- Rick Barnes has latched onto his security blanket again.
None of these are good situations, and that's kinda the point. This sign is less about Javan and more about the rest of the team. Javan busts his ass and seems like a solid dude, but if he's one of the top 3-4 players in minutes at the end of the season(he was 3rd last year) then something went wrong.
Signpost #9: Myles Turner has an O-Rating of 102+
Everybody, let's say it together: Myles isn't Kevin Durant. Come on, say it with me: Myles Turner isn't Kevin Durant. Any announcer making comparisons between the two doesn't know what the hell he's talking about. As Tjarks mentioned in his draft piece, Turner has a world of potential but is still fairly raw in a number of ways. Durant was a generational talent from the second he set foot on campus, Turner's going to take a bit more seasoning. He's a great recruit and Texas is lucky to have him, but let's dial down the hype a couple notches.

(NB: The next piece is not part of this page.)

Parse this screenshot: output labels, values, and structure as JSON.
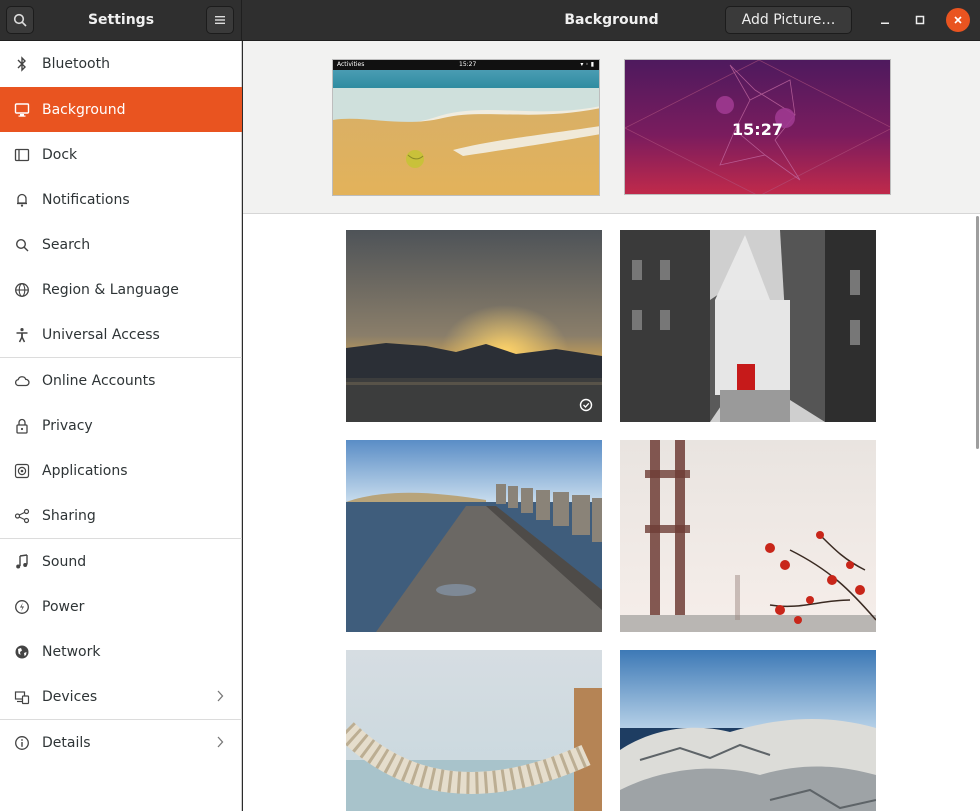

OK, with that out of the way, let's talk about O-Rating. The formula is complicated & you can dig up all the details on your own if you like, but basically it's a measure of offensive efficiency. It's very similar to team offensive efficiency, which is the number of points scored per 100 possessions; the higher the number, the better. A rating of 102 for Turner isn't particularly high; it's basically putting him in the area of above average without being elite, which is plenty for a guy that's not expected to be the focal point of the offense. It means he's taking advantage of his opportunities but isn't running roughshod over the rest of the team. I'm essentially saying I want him to fit in well with the rest of the team, and anything he provides beyond that is a happy bonus. Texas doesn't need him to be Superman, but if he comes out with a cape on then all the better.
Signpost #10: Shaquille Cleare redshirts
This isn't a knock on Shaquille as I've heard very positive things about him from people that have interviewed/watched him, but if he's getting minutes then Texas has likely dealt with an injury/academics/suspension issue that probably significantly hampered the season. Either that, or Barnes has lost all control of bench time management. Plus, I'd like to see him get more than garbage time and there's a better chance of that next year & the year after. Giving Shaquille a year to acclimate to Texas & carve out a spot for next season would probably be beneficial for him and for the team if there's a large defection to the draft.
Update: As Billb astutely reminded me, Shaquille is sitting out this season due to transfer rules. So, uhh, check this one off the list!
This is the deepest Texas squad in several years and their ceiling hasn't been this high since 2009, and I can't wait for the season to tip-off this week. For those of us who watched the program hit rock bottom 2 years ago, this squad is manna from Heaven. Everybody should be excited to see how the next 5 months shake out, it could be the start of another 7-8 year run of excellence. Hook'em.